Lucky Nine has won five Group Ones in a glittering career, despite battling exercise- induced pulmonary haemorrhaging - a condition thought to be exacerbated by cooler temperatures.
As temperatures plummeted to as low as seven degrees Celsius yesterday, Fownes was relieved to find the Hong Kong Observatory predicted slightly warmer temperatures on Sunday, but he will still have to juggle the seven-year-old's trackwork this week.
"With this horse, I am always cautious when it is really cold. The weather has been beautiful lately, except for these past few days - the cold weather has come at the wrong time," he said "Let's hope it is a bit hotter on race day because he is a massive chance."
Lucky Nine returned from an early season trip to Australia that garnered mixed results, only to produce a disappointing seventh in the Group One Hong Kong Sprint.
The gelding heads into Sunday's HK$6 million feature having not raced in more than two months, but Fownes has opted to go without a barrier trial after Lucky Nine worked "too well" last Tuesday.
"This week we will do what we need to do - we will give him another blow-out, probably Thursday, but it depends on what the weather is like," Fownes said.
"His fitness is pretty good - he ran some time the other day, but he pulled up well and since then he had a workout with Brett [Prebble], where he didn't do much. He woke up all right and scoped well after that."
Even though Fownes admits Lucky Nine will not be at his best fitness-wise for the 1,200m second leg of the Speed Series, he is counting on class prevailing against a skinny looking field - with none of his nine rivals having won a Group One.

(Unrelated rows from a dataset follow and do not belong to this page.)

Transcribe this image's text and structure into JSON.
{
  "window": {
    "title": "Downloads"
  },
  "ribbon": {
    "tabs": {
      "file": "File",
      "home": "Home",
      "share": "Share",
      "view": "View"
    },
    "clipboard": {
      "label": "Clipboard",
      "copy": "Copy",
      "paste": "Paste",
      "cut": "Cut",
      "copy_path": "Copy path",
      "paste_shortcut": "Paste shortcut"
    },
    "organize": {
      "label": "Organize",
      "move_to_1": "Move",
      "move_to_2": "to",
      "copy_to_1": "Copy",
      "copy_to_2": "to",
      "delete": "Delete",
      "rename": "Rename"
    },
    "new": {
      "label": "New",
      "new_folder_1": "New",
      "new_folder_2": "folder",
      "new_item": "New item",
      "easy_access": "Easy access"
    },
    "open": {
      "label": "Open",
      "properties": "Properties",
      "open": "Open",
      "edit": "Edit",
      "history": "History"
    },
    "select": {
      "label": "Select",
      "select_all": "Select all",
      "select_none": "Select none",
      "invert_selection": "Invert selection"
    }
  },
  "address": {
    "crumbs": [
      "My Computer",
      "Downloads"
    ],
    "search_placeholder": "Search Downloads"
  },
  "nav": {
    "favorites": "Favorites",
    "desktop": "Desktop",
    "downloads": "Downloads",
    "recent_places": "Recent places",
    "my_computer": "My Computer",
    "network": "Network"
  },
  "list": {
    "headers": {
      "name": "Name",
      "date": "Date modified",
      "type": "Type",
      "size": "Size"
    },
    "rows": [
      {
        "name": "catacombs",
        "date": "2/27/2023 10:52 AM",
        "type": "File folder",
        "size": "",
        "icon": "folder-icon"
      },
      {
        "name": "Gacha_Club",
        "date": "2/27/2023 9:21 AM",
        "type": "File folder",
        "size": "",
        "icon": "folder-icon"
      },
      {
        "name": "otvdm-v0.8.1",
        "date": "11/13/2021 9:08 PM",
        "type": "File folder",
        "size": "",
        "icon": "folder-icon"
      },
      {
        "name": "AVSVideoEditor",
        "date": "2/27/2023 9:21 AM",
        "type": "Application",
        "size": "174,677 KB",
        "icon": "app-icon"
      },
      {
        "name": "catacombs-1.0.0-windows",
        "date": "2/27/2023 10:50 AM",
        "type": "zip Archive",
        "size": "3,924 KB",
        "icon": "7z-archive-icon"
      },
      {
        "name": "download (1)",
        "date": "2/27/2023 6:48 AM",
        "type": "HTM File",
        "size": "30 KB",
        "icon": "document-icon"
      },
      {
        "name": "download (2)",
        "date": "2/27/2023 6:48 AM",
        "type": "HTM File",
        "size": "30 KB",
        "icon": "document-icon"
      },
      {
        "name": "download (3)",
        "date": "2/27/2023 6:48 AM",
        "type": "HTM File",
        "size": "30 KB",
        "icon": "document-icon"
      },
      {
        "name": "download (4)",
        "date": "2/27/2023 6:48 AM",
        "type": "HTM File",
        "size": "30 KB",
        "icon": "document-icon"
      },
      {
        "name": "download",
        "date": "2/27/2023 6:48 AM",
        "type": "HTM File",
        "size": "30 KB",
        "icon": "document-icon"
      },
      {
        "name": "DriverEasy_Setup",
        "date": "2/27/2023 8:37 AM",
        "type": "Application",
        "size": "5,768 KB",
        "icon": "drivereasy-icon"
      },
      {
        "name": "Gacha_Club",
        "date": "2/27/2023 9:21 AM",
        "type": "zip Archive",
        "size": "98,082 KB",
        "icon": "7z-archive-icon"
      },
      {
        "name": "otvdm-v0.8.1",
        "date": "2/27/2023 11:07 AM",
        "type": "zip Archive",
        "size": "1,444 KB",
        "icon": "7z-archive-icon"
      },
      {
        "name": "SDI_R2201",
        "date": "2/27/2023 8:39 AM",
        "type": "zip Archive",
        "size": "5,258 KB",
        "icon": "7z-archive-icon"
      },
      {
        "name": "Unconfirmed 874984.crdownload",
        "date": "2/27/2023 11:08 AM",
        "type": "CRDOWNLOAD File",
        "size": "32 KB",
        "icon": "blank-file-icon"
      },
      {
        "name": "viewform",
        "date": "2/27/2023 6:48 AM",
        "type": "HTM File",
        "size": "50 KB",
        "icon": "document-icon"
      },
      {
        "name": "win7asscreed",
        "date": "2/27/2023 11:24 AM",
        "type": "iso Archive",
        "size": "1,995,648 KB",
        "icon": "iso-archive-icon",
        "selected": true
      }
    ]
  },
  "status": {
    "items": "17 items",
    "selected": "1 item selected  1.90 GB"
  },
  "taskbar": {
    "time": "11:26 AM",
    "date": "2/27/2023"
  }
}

"He will be pretty fresh on the day, but hopefully that will be good enough to give them a spanking," he said. "He is in good shape. He isn't 100 per cent, but I don't think he really needs to be to beat these horses. He has been a consistent horse, he has done us proud and he has hopefully got another good season to go."
A solid effort on Sunday should ensure the jet-setting sprinter is sent on another overseas jaunt - both options are in late March and both legs of the Global Sprint Challenge. Fownes will weigh up either a return to the Golden Shaheen on Dubai World Cup night, where he was third two years ago, or a tilt at the Takamatsunomiya Kinen in Japan.
But Fownes added that staying home for the third leg of the Speed Series - the Queen's Silver Jubilee Cup (1,400m) - seemed equally viable.
"He will be entered for the two overseas races, but that 1,400m race is now worth HK$8 million so it's not chump change - it is serious money in your own backyard," he said.
Meanwhile, Australian jockey Craig Williams will ride First Sight Love for trainer Almond Lee in Sunday's Group One Classic Cup.